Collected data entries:
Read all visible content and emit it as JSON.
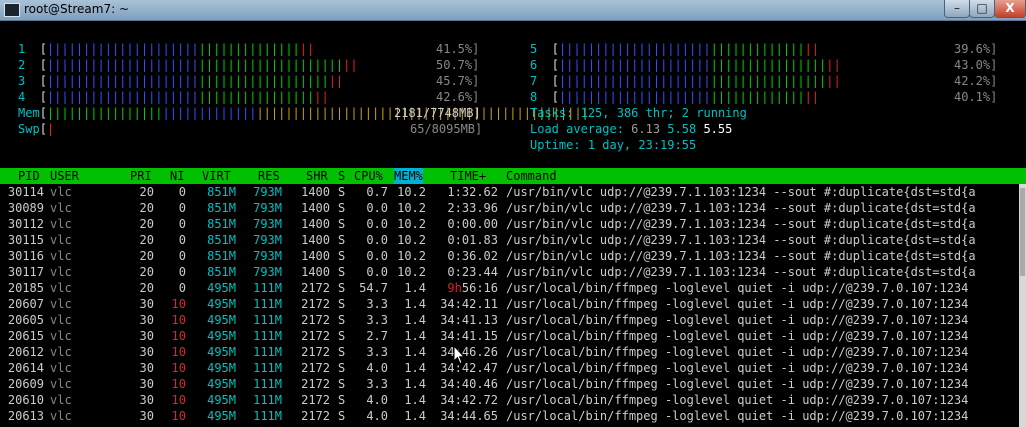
{
  "window": {
    "title": "root@Stream7: ~",
    "minimize_glyph": "–",
    "maximize_glyph": "□",
    "close_glyph": "X"
  },
  "meters": {
    "cpus_left": [
      {
        "id": "1",
        "blue": "|||||||||||||||||||||",
        "green": "||||||||||||||",
        "red": "||",
        "percent": "41.5%]"
      },
      {
        "id": "2",
        "blue": "|||||||||||||||||||||",
        "green": "||||||||||||||||||||",
        "red": "||",
        "percent": "50.7%]"
      },
      {
        "id": "3",
        "blue": "|||||||||||||||||||||",
        "green": "||||||||||||||||||",
        "red": "||",
        "percent": "45.7%]"
      },
      {
        "id": "4",
        "blue": "|||||||||||||||||||||",
        "green": "||||||||||||||||",
        "red": "||",
        "percent": "42.6%]"
      }
    ],
    "cpus_right": [
      {
        "id": "5",
        "blue": "|||||||||||||||||||||",
        "green": "|||||||||||||",
        "red": "||",
        "percent": "39.6%]"
      },
      {
        "id": "6",
        "blue": "|||||||||||||||||||||",
        "green": "||||||||||||||||",
        "red": "||",
        "percent": "43.0%]"
      },
      {
        "id": "7",
        "blue": "|||||||||||||||||||||",
        "green": "||||||||||||||||",
        "red": "||",
        "percent": "42.2%]"
      },
      {
        "id": "8",
        "blue": "|||||||||||||||||||||",
        "green": "|||||||||||||",
        "red": "||",
        "percent": "40.1%]"
      }
    ],
    "mem": {
      "label": "Mem",
      "green": "||||||||||||||||",
      "blue": "|||||||||||||",
      "yellow": "||||||||||||||||||||||||||||||||||||||||||||||",
      "value": "2181/7748MB]"
    },
    "swp": {
      "label": "Swp",
      "red": "|",
      "value": "65/8095MB]"
    },
    "open_bracket": "[",
    "tasks": {
      "label": "Tasks:",
      "value": "125,",
      "thr": "386",
      "thr_label": "thr;",
      "running": "2",
      "running_label": "running"
    },
    "load": {
      "label": "Load average:",
      "v1": "6.13",
      "v2": "5.58",
      "v3": "5.55"
    },
    "uptime": {
      "label": "Uptime:",
      "value": "1 day, 23:19:55"
    }
  },
  "process_table": {
    "columns": [
      "PID",
      "USER",
      "PRI",
      "NI",
      "VIRT",
      "RES",
      "SHR",
      "S",
      "CPU%",
      "MEM%",
      "TIME+",
      "Command"
    ],
    "sorted_column": "MEM%",
    "rows": [
      [
        "30114",
        "vlc",
        "20",
        "0",
        "851M",
        "793M",
        "1400",
        "S",
        "0.7",
        "10.2",
        "1:32.62",
        "/usr/bin/vlc udp://@239.7.1.103:1234 --sout #:duplicate{dst=std{a"
      ],
      [
        "30089",
        "vlc",
        "20",
        "0",
        "851M",
        "793M",
        "1400",
        "S",
        "0.0",
        "10.2",
        "2:33.96",
        "/usr/bin/vlc udp://@239.7.1.103:1234 --sout #:duplicate{dst=std{a"
      ],
      [
        "30112",
        "vlc",
        "20",
        "0",
        "851M",
        "793M",
        "1400",
        "S",
        "0.0",
        "10.2",
        "0:00.00",
        "/usr/bin/vlc udp://@239.7.1.103:1234 --sout #:duplicate{dst=std{a"
      ],
      [
        "30115",
        "vlc",
        "20",
        "0",
        "851M",
        "793M",
        "1400",
        "S",
        "0.0",
        "10.2",
        "0:01.83",
        "/usr/bin/vlc udp://@239.7.1.103:1234 --sout #:duplicate{dst=std{a"
      ],
      [
        "30116",
        "vlc",
        "20",
        "0",
        "851M",
        "793M",
        "1400",
        "S",
        "0.0",
        "10.2",
        "0:36.02",
        "/usr/bin/vlc udp://@239.7.1.103:1234 --sout #:duplicate{dst=std{a"
      ],
      [
        "30117",
        "vlc",
        "20",
        "0",
        "851M",
        "793M",
        "1400",
        "S",
        "0.0",
        "10.2",
        "0:23.44",
        "/usr/bin/vlc udp://@239.7.1.103:1234 --sout #:duplicate{dst=std{a"
      ],
      [
        "20185",
        "vlc",
        "20",
        "0",
        "495M",
        "111M",
        "2172",
        "S",
        "54.7",
        "1.4",
        "9h56:16",
        "/usr/local/bin/ffmpeg -loglevel quiet -i udp://@239.7.0.107:1234"
      ],
      [
        "20607",
        "vlc",
        "30",
        "10",
        "495M",
        "111M",
        "2172",
        "S",
        "3.3",
        "1.4",
        "34:42.11",
        "/usr/local/bin/ffmpeg -loglevel quiet -i udp://@239.7.0.107:1234"
      ],
      [
        "20605",
        "vlc",
        "30",
        "10",
        "495M",
        "111M",
        "2172",
        "S",
        "3.3",
        "1.4",
        "34:41.13",
        "/usr/local/bin/ffmpeg -loglevel quiet -i udp://@239.7.0.107:1234"
      ],
      [
        "20615",
        "vlc",
        "30",
        "10",
        "495M",
        "111M",
        "2172",
        "S",
        "2.7",
        "1.4",
        "34:41.15",
        "/usr/local/bin/ffmpeg -loglevel quiet -i udp://@239.7.0.107:1234"
      ],
      [
        "20612",
        "vlc",
        "30",
        "10",
        "495M",
        "111M",
        "2172",
        "S",
        "3.3",
        "1.4",
        "34:46.26",
        "/usr/local/bin/ffmpeg -loglevel quiet -i udp://@239.7.0.107:1234"
      ],
      [
        "20614",
        "vlc",
        "30",
        "10",
        "495M",
        "111M",
        "2172",
        "S",
        "4.0",
        "1.4",
        "34:42.47",
        "/usr/local/bin/ffmpeg -loglevel quiet -i udp://@239.7.0.107:1234"
      ],
      [
        "20609",
        "vlc",
        "30",
        "10",
        "495M",
        "111M",
        "2172",
        "S",
        "3.3",
        "1.4",
        "34:40.46",
        "/usr/local/bin/ffmpeg -loglevel quiet -i udp://@239.7.0.107:1234"
      ],
      [
        "20610",
        "vlc",
        "30",
        "10",
        "495M",
        "111M",
        "2172",
        "S",
        "4.0",
        "1.4",
        "34:42.72",
        "/usr/local/bin/ffmpeg -loglevel quiet -i udp://@239.7.0.107:1234"
      ],
      [
        "20613",
        "vlc",
        "30",
        "10",
        "495M",
        "111M",
        "2172",
        "S",
        "4.0",
        "1.4",
        "34:44.65",
        "/usr/local/bin/ffmpeg -loglevel quiet -i udp://@239.7.0.107:1234"
      ]
    ]
  },
  "colors": {
    "header_bg": "#00c000",
    "sorted_bg": "#00b0d0",
    "cyan": "#00c0c0",
    "red": "#dd2222"
  }
}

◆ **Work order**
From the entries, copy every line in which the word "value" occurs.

◆ **Task response**
      "value": "2181/7748MB]"
      "value": "65/8095MB]"
      "value": "125,",
      "value": "1 day, 23:19:55"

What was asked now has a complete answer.